[EXERCISE] Your task is to reproduce the entries below word for word.

[DATA FOR THE TASK]
....

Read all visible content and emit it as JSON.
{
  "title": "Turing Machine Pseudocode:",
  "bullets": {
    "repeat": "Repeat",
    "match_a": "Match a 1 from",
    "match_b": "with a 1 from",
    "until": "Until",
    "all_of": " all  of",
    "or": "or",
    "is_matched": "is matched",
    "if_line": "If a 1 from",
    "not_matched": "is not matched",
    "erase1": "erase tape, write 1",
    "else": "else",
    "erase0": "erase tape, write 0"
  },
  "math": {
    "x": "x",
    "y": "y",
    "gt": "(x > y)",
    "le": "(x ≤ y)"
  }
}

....

[TASK SOLUTION]
Read all visible content and emit it as JSON.
{
  "title": "Turing Machine Pseudocode:",
  "bullets": {
    "repeat": "Repeat",
    "match_a": "Match a 1 from",
    "match_b": "with a 1 from",
    "until": "Until",
    "all_of": " all  of",
    "or": "or",
    "is_matched": "is matched",
    "if_line": "If a 1 from",
    "not_matched": "is not matched",
    "erase1": "erase tape, write 1",
    "else": "else",
    "erase0": "erase tape, write 0"
  },
  "math": {
    "x": "x",
    "y": "y",
    "gt": "(x > y)",
    "le": "(x ≤ y)"
  }
}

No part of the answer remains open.